Couple seeks refund after miscarriage cancels trip
A: I’m really sorry to hear about the miscarriage. At a time like that, you would expect your tour operator and airline to offer a compassionate response. And, indeed, a representative initially did offer you a credit.
Then reality hit. You hadn’t purchased trip insurance, and Apple Vacations appeared to reverse course.
Travel insurance isn’t always necessary, but in your case, you might have benefited from it. I say “might” because I’ve seen pregnancy-related claims go both ways. Insurance companies sometimes consider a pregnancy a “pre-existing” medical condition and deny claims. Other times, I’ve seen them do the right thing and honor a claim made after a complication or miscarriage.
The terms of your purchase were clear.
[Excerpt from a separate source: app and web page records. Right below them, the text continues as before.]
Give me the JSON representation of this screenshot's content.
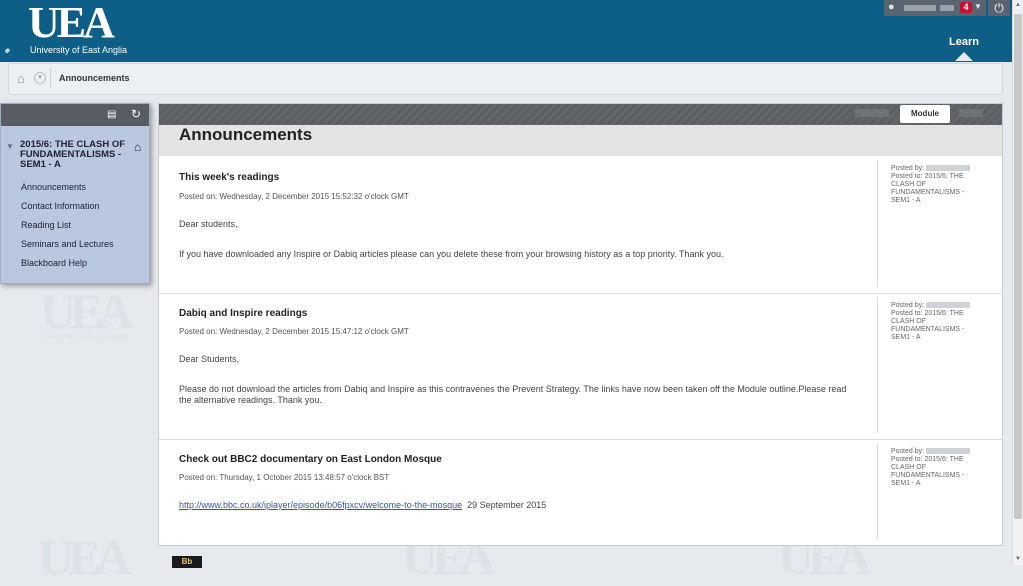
{
  "header": {
    "logo_text": "UEA",
    "logo_sub": "University of East Anglia",
    "notification_count": "4",
    "learn_tab": "Learn"
  },
  "breadcrumb": {
    "current": "Announcements"
  },
  "course_menu": {
    "course_title": "2015/6: THE CLASH OF FUNDAMENTALISMS - SEM1 - A",
    "items": [
      {
        "label": "Announcements"
      },
      {
        "label": "Contact Information"
      },
      {
        "label": "Reading List"
      },
      {
        "label": "Seminars and Lectures"
      },
      {
        "label": "Blackboard Help"
      }
    ]
  },
  "content": {
    "tab_module": "Module",
    "page_title": "Announcements",
    "announcements": [
      {
        "title": "This week's readings",
        "posted_on": "Posted on: Wednesday, 2 December 2015 15:52:32 o'clock GMT",
        "body": [
          "Dear students,",
          "If you have downloaded any Inspire or Dabiq articles please can you delete these from your browsing history as a top priority. Thank you."
        ],
        "posted_by_label": "Posted by:",
        "posted_to": "Posted to: 2015/6: THE CLASH OF FUNDAMENTALISMS - SEM1 - A"
      },
      {
        "title": "Dabiq and Inspire readings",
        "posted_on": "Posted on: Wednesday, 2 December 2015 15:47:12 o'clock GMT",
        "body": [
          "Dear Students,",
          "Please do not download the articles from Dabiq and Inspire as this contravenes the Prevent Strategy. The links have now been taken off the Module outline.Please read the alternative readings. Thank you."
        ],
        "posted_by_label": "Posted by:",
        "posted_to": "Posted to: 2015/6: THE CLASH OF FUNDAMENTALISMS - SEM1 - A"
      },
      {
        "title": "Check out BBC2 documentary on East London Mosque",
        "posted_on": "Posted on: Thursday, 1 October 2015 13:48:57 o'clock BST",
        "link": "http://www.bbc.co.uk/iplayer/episode/b06fpxcv/welcome-to-the-mosque",
        "link_suffix": "29 September 2015",
        "posted_by_label": "Posted by:",
        "posted_to": "Posted to: 2015/6: THE CLASH OF FUNDAMENTALISMS - SEM1 - A"
      }
    ]
  },
  "footer": {
    "blackboard_logo": "Bb"
  }
}
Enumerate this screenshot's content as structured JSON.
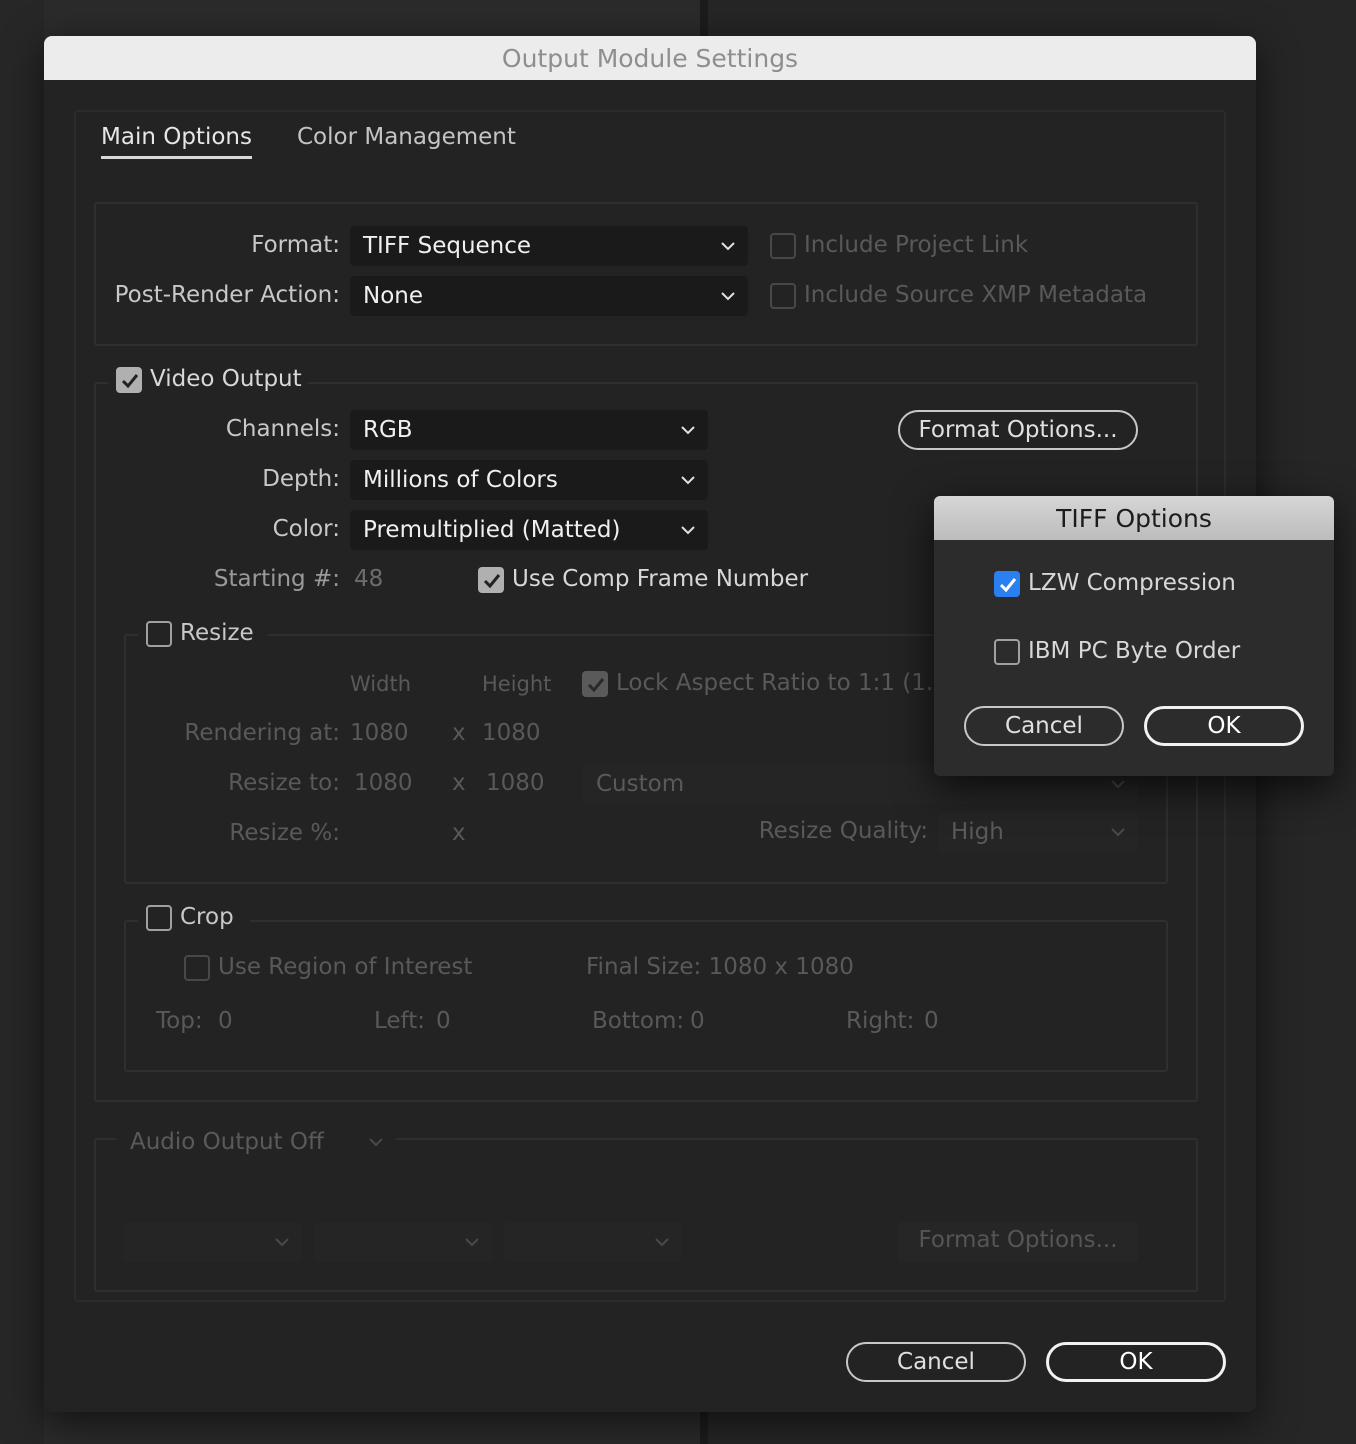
{
  "dialog": {
    "title": "Output Module Settings"
  },
  "tabs": {
    "main": "Main Options",
    "color": "Color Management"
  },
  "format": {
    "format_label": "Format:",
    "format_value": "TIFF Sequence",
    "post_render_label": "Post-Render Action:",
    "post_render_value": "None",
    "include_project_link": "Include Project Link",
    "include_xmp": "Include Source XMP Metadata"
  },
  "video": {
    "section_label": "Video Output",
    "channels_label": "Channels:",
    "channels_value": "RGB",
    "depth_label": "Depth:",
    "depth_value": "Millions of Colors",
    "color_label": "Color:",
    "color_value": "Premultiplied (Matted)",
    "starting_label": "Starting #:",
    "starting_value": "48",
    "use_comp_frame": "Use Comp Frame Number",
    "format_options": "Format Options..."
  },
  "resize": {
    "section_label": "Resize",
    "width_header": "Width",
    "height_header": "Height",
    "lock_aspect": "Lock Aspect Ratio to 1:1 (1.00",
    "rendering_label": "Rendering at:",
    "rendering_w": "1080",
    "rendering_h": "1080",
    "resize_to_label": "Resize to:",
    "resize_w": "1080",
    "resize_h": "1080",
    "preset_value": "Custom",
    "percent_label": "Resize %:",
    "x": "x",
    "quality_label": "Resize Quality:",
    "quality_value": "High"
  },
  "crop": {
    "section_label": "Crop",
    "use_roi": "Use Region of Interest",
    "final_size": "Final Size: 1080 x 1080",
    "top_label": "Top:",
    "top_value": "0",
    "left_label": "Left:",
    "left_value": "0",
    "bottom_label": "Bottom:",
    "bottom_value": "0",
    "right_label": "Right:",
    "right_value": "0"
  },
  "audio": {
    "section_label": "Audio Output Off",
    "format_options": "Format Options..."
  },
  "footer": {
    "cancel": "Cancel",
    "ok": "OK"
  },
  "tiff_options": {
    "title": "TIFF Options",
    "lzw": "LZW Compression",
    "lzw_checked": true,
    "ibm": "IBM PC Byte Order",
    "ibm_checked": false,
    "cancel": "Cancel",
    "ok": "OK"
  }
}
Cancellations 44 to 31 days prior to departure are subject to a $125 per person penalty, and outside of 44 days prior to departure there is a $45 per person penalty. But cancel within 30 days and you lose everything. You agreed to those terms when you booked your vacation:
Your airfare was even more restrictive — a nonrefundable economy-class ticket that, as you already mentioned, will give you a flight credit minus a $200 change fee.
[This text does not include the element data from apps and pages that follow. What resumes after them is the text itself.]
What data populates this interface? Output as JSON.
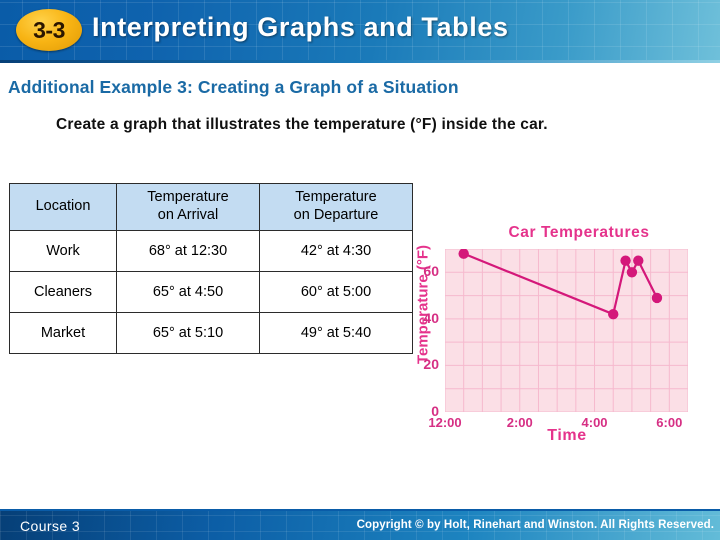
{
  "header": {
    "badge": "3-3",
    "title": "Interpreting Graphs and Tables"
  },
  "subtitle": "Additional Example 3: Creating a Graph of a Situation",
  "prompt": "Create a graph that illustrates the temperature (°F) inside the car.",
  "table": {
    "columns": [
      "Location",
      "Temperature on Arrival",
      "Temperature on Departure"
    ],
    "column_lines": [
      [
        "Location",
        ""
      ],
      [
        "Temperature",
        "on Arrival"
      ],
      [
        "Temperature",
        "on Departure"
      ]
    ],
    "rows": [
      {
        "location": "Work",
        "arrival": "68° at 12:30",
        "departure": "42° at 4:30"
      },
      {
        "location": "Cleaners",
        "arrival": "65° at 4:50",
        "departure": "60° at 5:00"
      },
      {
        "location": "Market",
        "arrival": "65° at 5:10",
        "departure": "49° at 5:40"
      }
    ]
  },
  "chart_data": {
    "type": "line",
    "title": "Car Temperatures",
    "xlabel": "Time",
    "ylabel": "Temperature (°F)",
    "xlim": [
      12.0,
      18.5
    ],
    "ylim": [
      0,
      70
    ],
    "xtick_labels": [
      "12:00",
      "2:00",
      "4:00",
      "6:00"
    ],
    "xtick_values": [
      12,
      14,
      16,
      18
    ],
    "ytick_labels": [
      "0",
      "20",
      "40",
      "60"
    ],
    "ytick_values": [
      0,
      20,
      40,
      60
    ],
    "grid": true,
    "grid_x_step": 0.5,
    "grid_y_step": 10,
    "legend": "none",
    "series": [
      {
        "name": "Car Temperature",
        "color": "#d4187a",
        "points": [
          {
            "time": "12:30",
            "x": 12.5,
            "y": 68,
            "label": "68° at 12:30"
          },
          {
            "time": "4:30",
            "x": 16.5,
            "y": 42,
            "label": "42° at 4:30"
          },
          {
            "time": "4:50",
            "x": 16.83,
            "y": 65,
            "label": "65° at 4:50"
          },
          {
            "time": "5:00",
            "x": 17.0,
            "y": 60,
            "label": "60° at 5:00"
          },
          {
            "time": "5:10",
            "x": 17.17,
            "y": 65,
            "label": "65° at 5:10"
          },
          {
            "time": "5:40",
            "x": 17.67,
            "y": 49,
            "label": "49° at 5:40"
          }
        ]
      }
    ]
  },
  "footer": {
    "course": "Course 3",
    "copyright": "Copyright © by Holt, Rinehart and Winston. All Rights Reserved."
  }
}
I keep coming back to the Apple Vacations employee who listened sympathetically to your story and then promised you a credit. Somewhere, there’s a recording of that conversation, and if the |
My wife and I recently bought a seven-night, air-inclusive package to Grand Cayman through Apple Vacations for our fifth anniversary. We did not purchase the trip insurance, because we didn’t think anything could stop us from going. We were wrong.
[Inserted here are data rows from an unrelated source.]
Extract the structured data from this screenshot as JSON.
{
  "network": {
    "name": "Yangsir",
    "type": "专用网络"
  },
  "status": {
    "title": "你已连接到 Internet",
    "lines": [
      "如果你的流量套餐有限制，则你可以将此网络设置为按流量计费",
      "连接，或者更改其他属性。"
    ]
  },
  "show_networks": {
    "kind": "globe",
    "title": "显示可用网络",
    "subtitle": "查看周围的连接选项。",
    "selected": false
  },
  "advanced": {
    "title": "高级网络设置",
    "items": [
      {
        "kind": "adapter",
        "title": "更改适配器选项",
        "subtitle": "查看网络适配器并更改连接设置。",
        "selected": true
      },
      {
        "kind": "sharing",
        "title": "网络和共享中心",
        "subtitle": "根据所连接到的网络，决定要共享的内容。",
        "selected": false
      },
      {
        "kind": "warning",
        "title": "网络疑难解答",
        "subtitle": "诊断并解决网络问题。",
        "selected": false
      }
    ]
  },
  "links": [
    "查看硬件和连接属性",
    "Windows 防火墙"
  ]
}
A few days before our vacation, we rushed my wife to the emergency room, where she suffered a miscarriage. She was 12 weeks pregnant. The next day at her visit, the doctor told us that she could not fly due to the complications and uncertainty of the miscarriage.
The day after that, she had to have an emergency dilation and curettage (D&C). We have records and documentation of both emergency room visits and the doctor’s visit, as well as a doctor’s note stating no travel.
We shared our story with Apple Vacations, and the company said there was nothing it could do until the trip was canceled. An Apple Vacations representative promised us a credit by phone. Instead, the company issued us a $172 gift card and told us that we have $672 each to use at American Airlines, minus a $200 change fee.
We have called multiple times and have written several emails trying to get ahold of Apple Vacations’ customercare department. Because we did not purchase the insurance, the company’s automated response reads that it will get back to us in 21 to 35 business days.
We feel that this is unacceptable. We understand that rules are rules, and, looking back, regret not purchasing the trip insurance. We hope that someone with a heart within this company can review our case and help us out. Do you have any suggestions? company took the time to listen to it, it might see things your way.
To nudge a company like Apple Vacations, you might try contacting an executive directly. I list the names, numbers and email addresses for its parent company’s execs here:
I contacted American Airlines and Apple on your behalf. Although they were under no obligation to do so, both the airline and tour operator agreed to refund your vacation.